California AG Becerra slams Trump’s new rule allowing prolonged detention of migrant children

California AG Xavier Becerra releases final regulations implement racial and identity profiling act

California Attorney General Xavier Becerra condemned the Trump Administration’s final new rule allowing prolonged detention of migrant children and families who crossed the border into United States.

The U.S. Department of Homeland Security (DHS) and the Department of Health and Humans Services (HHS) announced the final rule on Wednesday. Both departments will start implementing it after days.

DHS Acting Secretary Kevin McAleenan explained that the final rule is essential to address the crisis at the border. It has “two core principles—families should remain together during immigration proceedings and conditions for care of children must be appropriate.”

However, Becerra believes the final rule circumvents the Flores Settlement Agreement, which guarantees critical protections for children in immigration custody. The final rule will also “cause irreparable harm” to the children and their families as well as to California communities that accept them upon release from detention.

In a statement, Becerra said, “Children don’t become subhuman because they are migrants. All children are God’s children, our children, and America should never treat them otherwise. Yet, the Trump Administration is about to take America down that dark road stripping protections that spare children from the trauma and harm caused by unlawful, cruel, and prolonged detention. We are prepared to defend the human rights of children and the values and integrity of the United States of America.”

Coalition of 18 Attorney Generals opposed the final rule

In November last year, he led a coalition of 18 Attorneys General opposing the final rule. In their comment letter, Becerra and his colleagues
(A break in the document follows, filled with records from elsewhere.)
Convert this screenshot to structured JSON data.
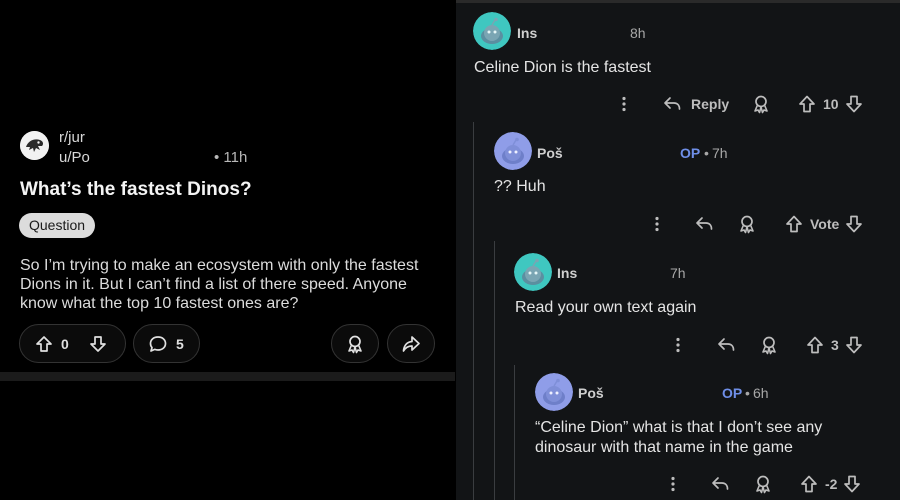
{
  "post": {
    "subreddit": "r/jur",
    "username": "u/Po",
    "time": "• 11h",
    "title": "What’s the fastest Dinos?",
    "flair": "Question",
    "body": "So I’m trying to make an ecosystem with only the fastest Dions in it. But I can’t find a list of there speed. Anyone know what the top 10 fastest ones are?",
    "vote_count": "0",
    "comment_count": "5"
  },
  "comments": [
    {
      "username": "Ins",
      "time": "8h",
      "text": "Celine Dion is the fastest",
      "reply_label": "Reply",
      "vote_count": "10",
      "avatar_color": "#3fc7c0"
    },
    {
      "username": "Poš",
      "op_label": "OP",
      "dot": "•",
      "time": "7h",
      "text": "?? Huh",
      "vote_count": "Vote",
      "avatar_color": "#8f9de8"
    },
    {
      "username": "Ins",
      "time": "7h",
      "text": "Read your own text again",
      "vote_count": "3",
      "avatar_color": "#3fc7c0"
    },
    {
      "username": "Poš",
      "op_label": "OP",
      "dot": "•",
      "time": "6h",
      "text": "“Celine Dion” what is that I don’t see any dinosaur with that name in the game",
      "vote_count": "-2",
      "avatar_color": "#8f9de8"
    }
  ],
  "colors": {
    "background": "#000000",
    "comments_background": "#121416",
    "op_accent": "#6f8fe8",
    "flair_background": "#dcdcdc"
  },
  "icons": {
    "upvote": "arrow-up-icon",
    "downvote": "arrow-down-icon",
    "comment": "speech-bubble-icon",
    "award": "award-icon",
    "share": "share-arrow-icon",
    "reply": "reply-arrow-icon",
    "more": "more-vertical-icon"
  }
}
  • Noted how the proposed rule removes important protections guaranteed by the Flores Settlement Agreement, including the presumption that all children are eligible for release into the community;
  • Described constitutional due process concerns with the prolonged detention of children;
  • Cited evidence to rebut the Administration’s claim that detention is a deterrent to immigration;
  • Highlighted how the rule undermines state licensing of children’s residential placements, which is a fundamental police power traditionally reserved to the states; and
  • Discussed the severe and lasting harm children suffer when subjected to detention.